• **Requirement**
From the records below, copy the lines that include "number".

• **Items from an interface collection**

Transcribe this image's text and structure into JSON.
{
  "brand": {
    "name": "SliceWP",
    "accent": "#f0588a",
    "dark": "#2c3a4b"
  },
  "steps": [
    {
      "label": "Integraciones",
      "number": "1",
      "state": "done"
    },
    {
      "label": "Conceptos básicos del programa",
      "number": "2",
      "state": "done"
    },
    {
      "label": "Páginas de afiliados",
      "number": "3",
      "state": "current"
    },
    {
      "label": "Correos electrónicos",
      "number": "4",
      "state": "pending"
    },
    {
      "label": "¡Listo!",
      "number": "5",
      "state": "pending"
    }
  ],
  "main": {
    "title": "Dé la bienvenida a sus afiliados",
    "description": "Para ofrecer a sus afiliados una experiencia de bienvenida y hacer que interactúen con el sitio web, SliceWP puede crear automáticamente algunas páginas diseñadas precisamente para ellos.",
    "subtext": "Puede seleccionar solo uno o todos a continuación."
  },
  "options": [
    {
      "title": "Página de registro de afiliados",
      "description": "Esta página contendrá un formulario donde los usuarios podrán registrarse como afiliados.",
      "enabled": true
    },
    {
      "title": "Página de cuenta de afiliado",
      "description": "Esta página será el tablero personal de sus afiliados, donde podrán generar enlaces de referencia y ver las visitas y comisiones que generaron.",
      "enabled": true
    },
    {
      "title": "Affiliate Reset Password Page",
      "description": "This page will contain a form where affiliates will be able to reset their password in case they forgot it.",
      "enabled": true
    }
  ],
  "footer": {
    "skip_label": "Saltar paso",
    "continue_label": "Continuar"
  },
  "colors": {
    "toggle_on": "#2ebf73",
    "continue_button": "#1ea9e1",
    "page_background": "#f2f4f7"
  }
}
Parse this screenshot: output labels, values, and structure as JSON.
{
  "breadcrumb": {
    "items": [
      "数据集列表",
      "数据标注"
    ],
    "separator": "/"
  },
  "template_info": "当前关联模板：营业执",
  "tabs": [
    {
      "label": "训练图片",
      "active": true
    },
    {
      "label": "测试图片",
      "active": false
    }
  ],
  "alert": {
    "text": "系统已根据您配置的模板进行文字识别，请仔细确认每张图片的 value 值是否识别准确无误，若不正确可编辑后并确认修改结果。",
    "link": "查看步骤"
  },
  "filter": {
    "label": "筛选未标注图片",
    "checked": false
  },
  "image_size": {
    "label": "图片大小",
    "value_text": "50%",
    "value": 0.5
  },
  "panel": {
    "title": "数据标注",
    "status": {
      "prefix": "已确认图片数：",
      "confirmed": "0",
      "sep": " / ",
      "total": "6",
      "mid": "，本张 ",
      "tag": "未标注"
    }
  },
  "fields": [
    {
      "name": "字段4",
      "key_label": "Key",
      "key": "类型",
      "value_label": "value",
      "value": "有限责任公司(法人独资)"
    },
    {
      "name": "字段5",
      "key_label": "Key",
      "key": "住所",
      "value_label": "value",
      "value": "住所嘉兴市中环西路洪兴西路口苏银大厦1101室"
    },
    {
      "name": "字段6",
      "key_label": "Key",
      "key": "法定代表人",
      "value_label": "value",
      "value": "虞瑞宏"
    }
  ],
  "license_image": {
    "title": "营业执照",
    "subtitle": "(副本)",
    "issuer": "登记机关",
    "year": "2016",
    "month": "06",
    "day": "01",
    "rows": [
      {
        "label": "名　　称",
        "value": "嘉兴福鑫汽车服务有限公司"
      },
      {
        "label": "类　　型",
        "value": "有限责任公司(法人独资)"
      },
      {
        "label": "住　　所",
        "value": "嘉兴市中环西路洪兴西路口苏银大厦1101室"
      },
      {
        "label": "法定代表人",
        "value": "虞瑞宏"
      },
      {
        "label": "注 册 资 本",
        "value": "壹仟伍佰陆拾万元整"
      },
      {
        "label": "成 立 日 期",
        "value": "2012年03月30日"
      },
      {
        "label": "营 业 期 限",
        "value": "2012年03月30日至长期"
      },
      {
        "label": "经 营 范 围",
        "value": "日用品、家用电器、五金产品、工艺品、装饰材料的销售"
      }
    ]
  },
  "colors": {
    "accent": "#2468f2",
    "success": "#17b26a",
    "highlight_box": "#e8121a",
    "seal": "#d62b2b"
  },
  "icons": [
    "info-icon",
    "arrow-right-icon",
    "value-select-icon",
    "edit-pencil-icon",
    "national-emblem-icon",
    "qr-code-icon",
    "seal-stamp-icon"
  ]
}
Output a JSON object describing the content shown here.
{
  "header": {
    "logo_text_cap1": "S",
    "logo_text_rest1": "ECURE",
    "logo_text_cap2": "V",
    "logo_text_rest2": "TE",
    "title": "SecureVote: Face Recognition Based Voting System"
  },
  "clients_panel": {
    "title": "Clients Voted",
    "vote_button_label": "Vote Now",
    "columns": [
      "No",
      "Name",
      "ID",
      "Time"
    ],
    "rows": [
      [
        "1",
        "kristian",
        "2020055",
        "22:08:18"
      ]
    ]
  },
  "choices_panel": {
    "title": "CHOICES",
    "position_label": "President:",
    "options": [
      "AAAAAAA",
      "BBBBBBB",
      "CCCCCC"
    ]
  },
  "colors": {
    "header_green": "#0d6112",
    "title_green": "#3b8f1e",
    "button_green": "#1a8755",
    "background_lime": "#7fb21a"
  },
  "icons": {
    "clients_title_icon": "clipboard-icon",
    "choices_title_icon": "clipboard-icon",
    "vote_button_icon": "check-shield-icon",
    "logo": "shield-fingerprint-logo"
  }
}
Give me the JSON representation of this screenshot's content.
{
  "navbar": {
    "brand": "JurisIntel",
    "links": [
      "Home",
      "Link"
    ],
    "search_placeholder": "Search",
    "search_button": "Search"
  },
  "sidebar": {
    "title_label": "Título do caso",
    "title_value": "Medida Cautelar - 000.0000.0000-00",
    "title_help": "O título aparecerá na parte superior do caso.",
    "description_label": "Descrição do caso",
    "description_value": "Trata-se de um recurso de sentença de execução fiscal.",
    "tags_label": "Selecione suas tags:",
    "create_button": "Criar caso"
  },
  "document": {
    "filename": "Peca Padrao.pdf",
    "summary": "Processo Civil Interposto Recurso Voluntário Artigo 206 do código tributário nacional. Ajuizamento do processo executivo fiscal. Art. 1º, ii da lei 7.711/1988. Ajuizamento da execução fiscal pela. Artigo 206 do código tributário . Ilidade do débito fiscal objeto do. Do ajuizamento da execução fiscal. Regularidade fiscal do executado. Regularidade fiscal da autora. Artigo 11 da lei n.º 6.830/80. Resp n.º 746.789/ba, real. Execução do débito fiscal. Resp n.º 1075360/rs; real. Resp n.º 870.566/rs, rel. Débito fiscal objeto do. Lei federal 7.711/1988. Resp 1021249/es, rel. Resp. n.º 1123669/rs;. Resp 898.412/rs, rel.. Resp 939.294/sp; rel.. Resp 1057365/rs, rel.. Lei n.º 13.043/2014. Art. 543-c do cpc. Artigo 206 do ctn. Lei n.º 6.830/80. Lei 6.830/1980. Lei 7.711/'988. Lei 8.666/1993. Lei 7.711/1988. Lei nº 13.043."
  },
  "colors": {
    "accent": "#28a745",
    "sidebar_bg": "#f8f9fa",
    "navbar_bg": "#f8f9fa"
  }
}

• **Finished task**
      "number": "1",
      "number": "2",
      "number": "3",
      "number": "4",
      "number": "5",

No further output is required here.